Colorado Secretary of State Wayne Williams had visited before — although Joan Roberts was a staffer back then and not the clerk, a job she was appointed to last year.
Hinsdale County is tiny — its population in 2015 was 774.
And Roberts prefers it that way. She and her husband honeymooned in the area 30 years ago and liked it so much she cried all the back to California, where she had grown up in Thousand Oaks. They sold their house and moved to Hinsdale County without jobs or a place to live.
The line at the Huerfano County Clerk’s counter never seemed to subside on Friday and Clerk Nancy Cruz said it’s not just because of Tuesday’s election.
Marriage licenses, recording documents, Motor Vehicle registrations, the growing population of Huerfano County has lots of business to do and Cruz’s staff make sure it gets done.
Of course, the election is the big thing right now and the staff and election judges were taking in ballots and scanning them on the new equipment from Dominion Voting Systems.
“What a good system,” Cruz said.
Myrna Falk used to work for the clerk’s office and now is an election judge. When asked her age, she replied, “I’m older than dirt.”
“I can remember when we hand counted ballots in the basement,” she said. “I’ve been through a lot of (election) systems, believe me. But being able to run 25 ballots at a time through (Dominion), that’s something.”
“The world’s greatest air force” turns 70 today. On Sept. 18, 1947, President Truman signed the National Security Act, which established the U.S. Air Force.
Full disclosure: The Air Force is near and dear to my heart. My younger sister, Justine, is an airman serving at Kadena Air base in Okinawa, Japan. More on that later.
My boss, Colorado Secretary of State Wayne Williams, helped those stationed at Peterson Air Force base obtain affordable housing when he served as chairman of the board for the Housing Authority in Colorado Springs in the 1990s and early 2000s.
Williams, who practiced law at the time, worked with the board on a development where monthly rent would equal the enlisted members’ housing allowances. At the time, there was a housing shortage for those assigned to Peterson.
The Air Force has a huge presence in Colorado. The Air Force Academy is in Colorado Springs. There are four air bases in Colorado: Buckley, Cheyenne Mountain, Schriever and Peterson.

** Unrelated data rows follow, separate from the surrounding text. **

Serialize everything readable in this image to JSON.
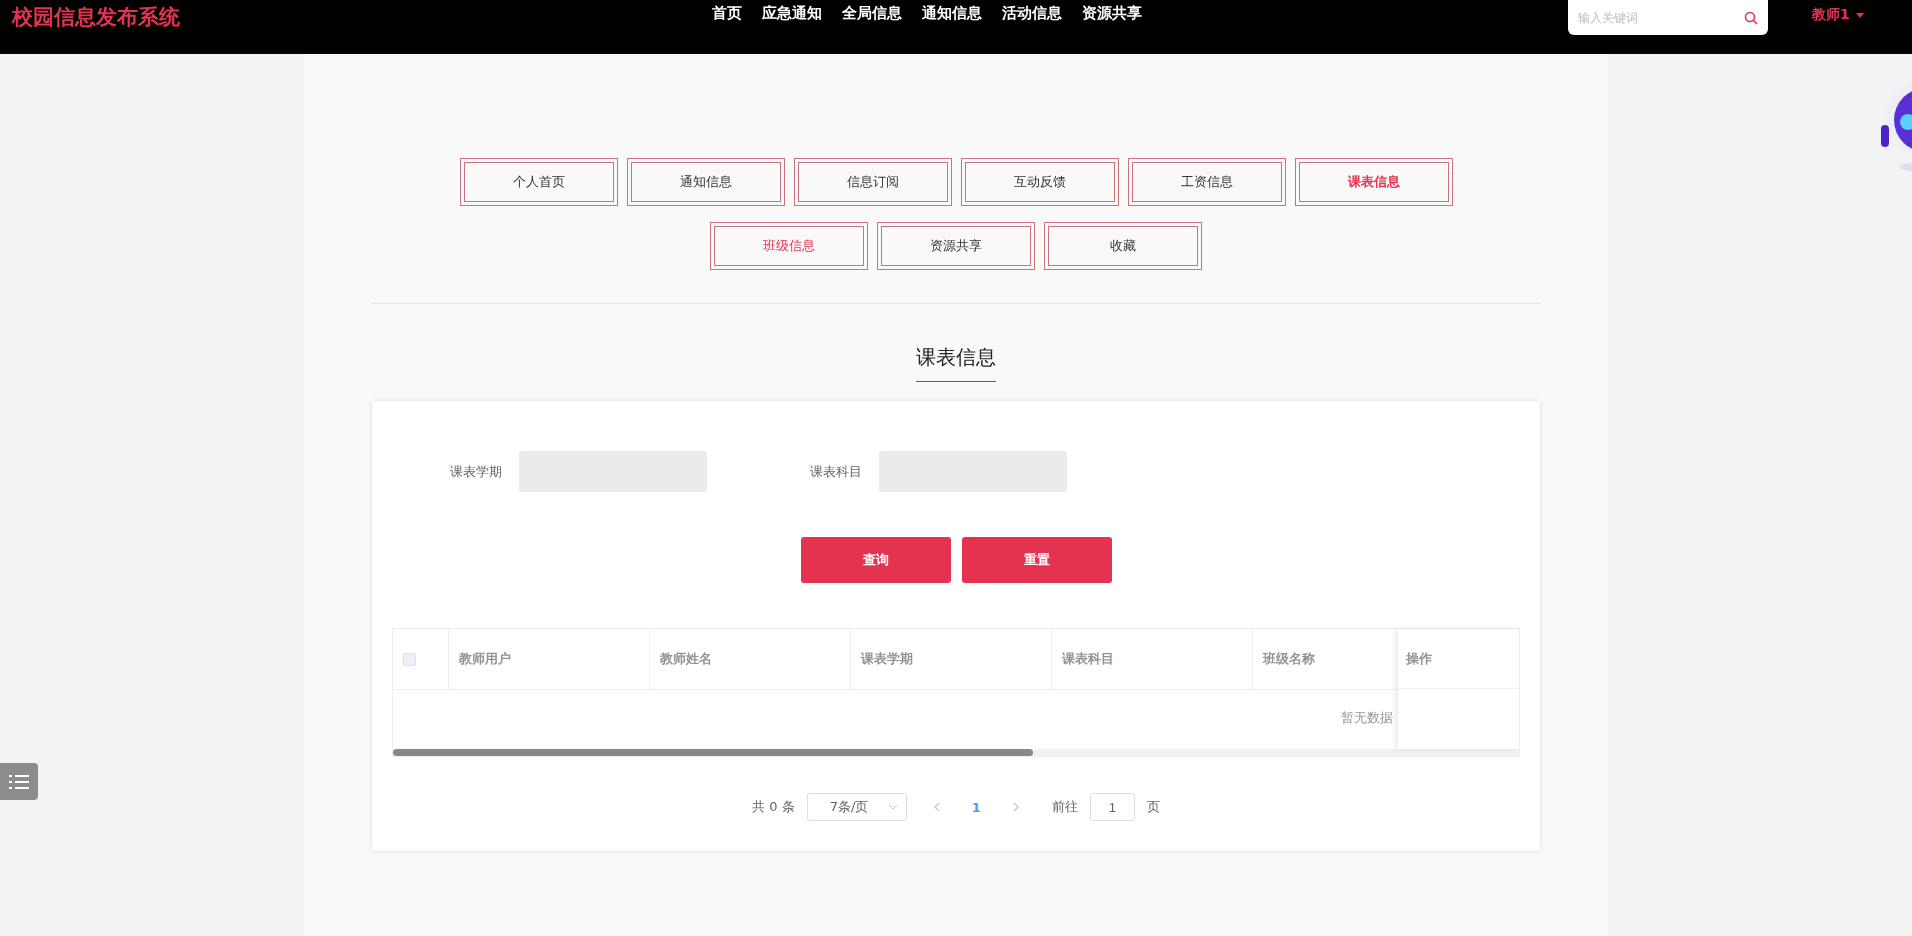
{
  "header": {
    "logo": "校园信息发布系统",
    "nav": [
      "首页",
      "应急通知",
      "全局信息",
      "通知信息",
      "活动信息",
      "资源共享"
    ],
    "search": {
      "placeholder": "输入关键词"
    },
    "user": "教师1"
  },
  "tabs": [
    {
      "label": "个人首页",
      "selected": false,
      "hovered": false
    },
    {
      "label": "通知信息",
      "selected": false,
      "hovered": false
    },
    {
      "label": "信息订阅",
      "selected": false,
      "hovered": false
    },
    {
      "label": "互动反馈",
      "selected": false,
      "hovered": false
    },
    {
      "label": "工资信息",
      "selected": false,
      "hovered": false
    },
    {
      "label": "课表信息",
      "selected": true,
      "hovered": false
    },
    {
      "label": "班级信息",
      "selected": false,
      "hovered": true
    },
    {
      "label": "资源共享",
      "selected": false,
      "hovered": false
    },
    {
      "label": "收藏",
      "selected": false,
      "hovered": false
    }
  ],
  "section_title": "课表信息",
  "filters": [
    {
      "label": "课表学期"
    },
    {
      "label": "课表科目"
    }
  ],
  "buttons": [
    "查询",
    "重置"
  ],
  "table": {
    "select_all": {
      "checked": false
    },
    "columns": [
      "教师用户",
      "教师姓名",
      "课表学期",
      "课表科目",
      "班级名称"
    ],
    "action_column": "操作",
    "empty_text": "暂无数据"
  },
  "pagination": {
    "total": "共 0 条",
    "page_size": "7条/页",
    "current_page": "1",
    "goto_label": "前往",
    "goto_value": "1",
    "page_suffix": "页"
  }
}
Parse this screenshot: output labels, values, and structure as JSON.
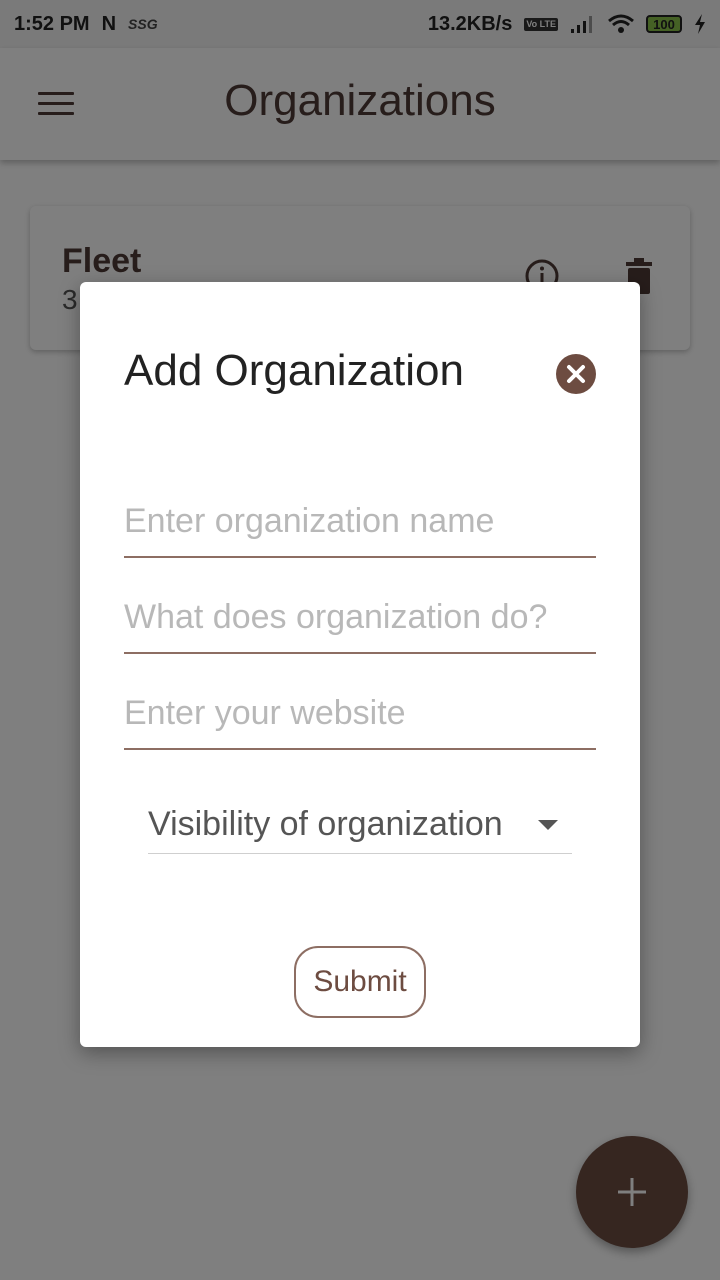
{
  "status_bar": {
    "time": "1:52 PM",
    "carrier_icon": "N",
    "extra": "SSG",
    "network_speed": "13.2KB/s",
    "lte_badge": "Vo LTE",
    "battery": "100"
  },
  "app_bar": {
    "title": "Organizations",
    "menu_icon": "hamburger-menu-icon"
  },
  "card": {
    "title": "Fleet",
    "subtitle": "3",
    "info_icon": "info-icon",
    "delete_icon": "trash-icon"
  },
  "dialog": {
    "title": "Add Organization",
    "close_icon": "close-icon",
    "fields": {
      "name_placeholder": "Enter organization name",
      "description_placeholder": "What does organization do?",
      "website_placeholder": "Enter your website"
    },
    "visibility": {
      "label": "Visibility of organization"
    },
    "submit_label": "Submit"
  },
  "fab": {
    "icon": "plus-icon"
  },
  "colors": {
    "accent": "#6d4c41",
    "title_text": "#4e3b36",
    "underline": "#8d6e63",
    "placeholder": "#b8b8b8"
  }
}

And then of course, there was Lowry. During World War II, Lowry became so critical in providing trained personnel to the U.S. military that the base population reached 20,000 and operated in three shifts, seven days a week, twenty-four hours a day, according to a Lowry website.
During a ceremony Friday honoring the Air Force as it approached its 70th birthday, President Trump praised the organization as he addressed the military at Joint Base Andrews in Maryland.
The president said he was “honored to join you on this really, really historic occasion, the 70th anniversary of the United States Air Force. The greatest air force on the face of this Earth. By far.”
As for my sister, Justine enlisted her senior year at Lakewood High School, Class of 2015, and went off to basic training just a few months after graduation.
She works in armament, so basically she loads missiles on to fighter jets. She is a little over two years in to her six-year contract, I couldn’t be more proud of her.
Check out the video of some of the SOS staff and their experience in the Air Force.
Two of my favorite men in blue — the Colorado State Patrol’s Mike Fohrd and Jeffco Sheriff’s Tom Acernio — were honored at retirement parties last month.
I made it to Tom’s party, which was held July 15 just down the street from my house at the Potenza Lodge in north Denver. I had to skip Mike’s party the day before at the Governor’s Mansion, and for that I blame Kansas Secretary of State Kris Kobach because I was working on a news release about the White House’s election commission.
I met Mike in 2000 when I first started covering the state Capitol and he was assigned to the crew guarding then Gov. Bill Owens and his family. Through the years I always delighted in seeing him, whether he was ferrying around a governor or handling security at the Capitol south door. “You can let her through,” he would tell the security folks. “She practically lives here.”